2) Mail order a “straight run” of 25 chicks of a decent dual-purpose breed, and butcher the cockrels once you can tell the difference between the sexes. They don’t make the best eating birds, but they’re not bad. You really can’t go wrong with any of these breeds: Buff Orpingtons, Black Australorps, Barred Rock, New Hampshire Red, Rhode Island Red. We’ve had good luck with all of them. We color-code our flock, buying different breeds in different years so we can tell which ones are older. You can expect two laying seasons from a hen, and then they go downhill pretty quickly. With all the work getting our new farm in shape, we didn’t buy any pullets last year; we’re going into the second season of laying with our Barred Rocks, so we’ll definitely be getting more pullets this spring. We will be getting Buff Orpingtons, which are easily distinguishable from the black-and-white Barred Rocks. Once the former start laying, we’ll begin filling the freezer with the latter (and then enjoying chicken soup all of next winter).

3) Place an order for 15 pullet chicks and 10 Cornish Cross meat bird chicks. The Cornish Cross will grow much faster, and will be ready to butcher in 6-8 weeks. They are an outstanding, meaty bird — there’s a reason they are the industry standard. Once you taste your own home-grown ones, you’ll never want to buy chicken from the grocery store again.

In terms of timing: do yourself a favor and get your first batch of chicks in later spring (May, if you’re in the upper Midwest like we are and the questionner is). The somewhat warmer weather will give the birds an easier time, and make the transition from supplemental heat all the faster. In good spring/summer temperatures, we’ve gotten babies out from the brooder and into a pastured poultry pen in as few as 10-14 days. When you start earlier in the spring, at least in the upper Midwest, they need more brooder time to get ready for the colder temps.

For suppliers, the very best (though a bit more expensive) is McMurray Hatchery.
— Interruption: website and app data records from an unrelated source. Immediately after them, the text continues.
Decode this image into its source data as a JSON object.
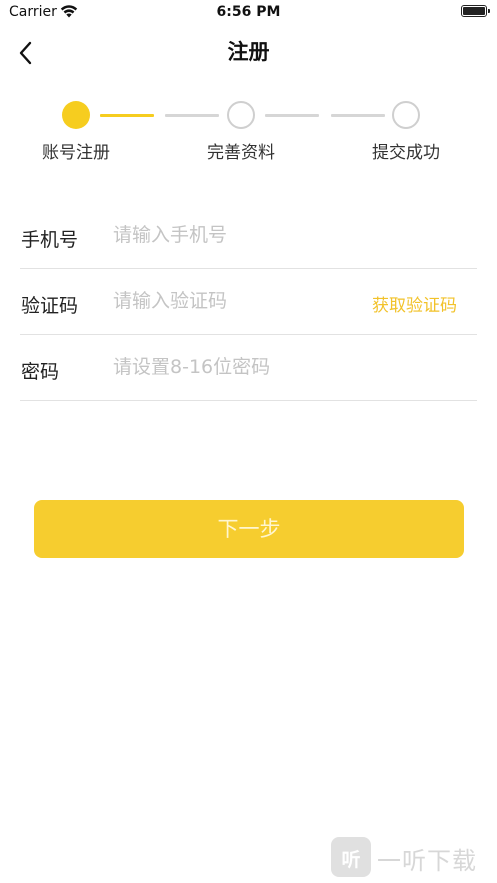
{
  "status_bar": {
    "carrier": "Carrier",
    "time": "6:56 PM",
    "wifi_icon": "wifi-icon",
    "battery_icon": "battery-icon"
  },
  "nav": {
    "title": "注册",
    "back_icon": "chevron-left-icon"
  },
  "steps": [
    {
      "label": "账号注册",
      "state": "active"
    },
    {
      "label": "完善资料",
      "state": "inactive"
    },
    {
      "label": "提交成功",
      "state": "inactive"
    }
  ],
  "form": {
    "phone": {
      "label": "手机号",
      "value": "",
      "placeholder": "请输入手机号"
    },
    "code": {
      "label": "验证码",
      "value": "",
      "placeholder": "请输入验证码",
      "action_label": "获取验证码"
    },
    "password": {
      "label": "密码",
      "value": "",
      "placeholder": "请设置8-16位密码"
    }
  },
  "next_button": {
    "label": "下一步"
  },
  "watermark": {
    "logo_text": "听",
    "text": "一听下载"
  },
  "colors": {
    "accent": "#f6cd2f",
    "accent_text": "#f2c22a",
    "divider": "#e2e2e2",
    "placeholder": "#c4c4c4",
    "inactive_step": "#d6d6d6"
  }
}
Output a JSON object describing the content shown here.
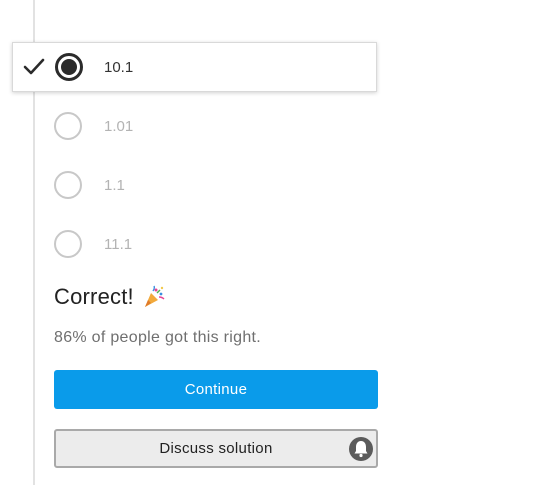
{
  "question": {
    "options": [
      {
        "label": "10.1",
        "selected": true
      },
      {
        "label": "1.01",
        "selected": false
      },
      {
        "label": "1.1",
        "selected": false
      },
      {
        "label": "11.1",
        "selected": false
      }
    ]
  },
  "result": {
    "title": "Correct!",
    "icon": "party-popper-icon",
    "stats": "86% of people got this right."
  },
  "actions": {
    "continue_label": "Continue",
    "discuss_label": "Discuss solution",
    "discuss_icon": "bell-icon"
  },
  "colors": {
    "primary": "#0a9bea",
    "selected_radio": "#2b2b2b",
    "unselected_radio": "#c8c8c8"
  }
}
I usually recommend people get their first few orders from them. Their website is a tremendous resource, and they have an excellent guarantee on their birds. If any die in transit or in the first day or two, they refund that cost. One time our package got delayed in transit, and a whole bunch of birds died. McMurray didn’t question it or grill us about it; the customer service rep expressed genuine sympathy about how hard it must’ve been to see all those dead birds, and asked if I’d prefer a refund or a new (free) order to replace them.

A lower-cost alternative is Cackle Hatchery. They don’t have as wide of a selection, and we’ve seemed to have had more deaths with birds from them, and the website isn’t as professional. But Cackle does have all the basic breeds of chickens and turkeys; unless you’re looking for something really exotic, they probably have it. When you compare their very basic website and catalog to McMurray’s, you’ll understand why McMurray has to charge more for their product. Anyhow, with Cackle I’ve found it’s best to call them and place your order over the phone, once you’ve figured out what you want, so you can be certain they know which day you want your birds. McMurray lets you nail down the shipping date right on the site.

(Warning: when you load the Cackle site, it has REALLY annoying chicken noises. I always turn my speakers off.)

If you’ve been thinking about taking the leap and trying some chickens…go for it! And don’t hesitate to email me with any questions of your own.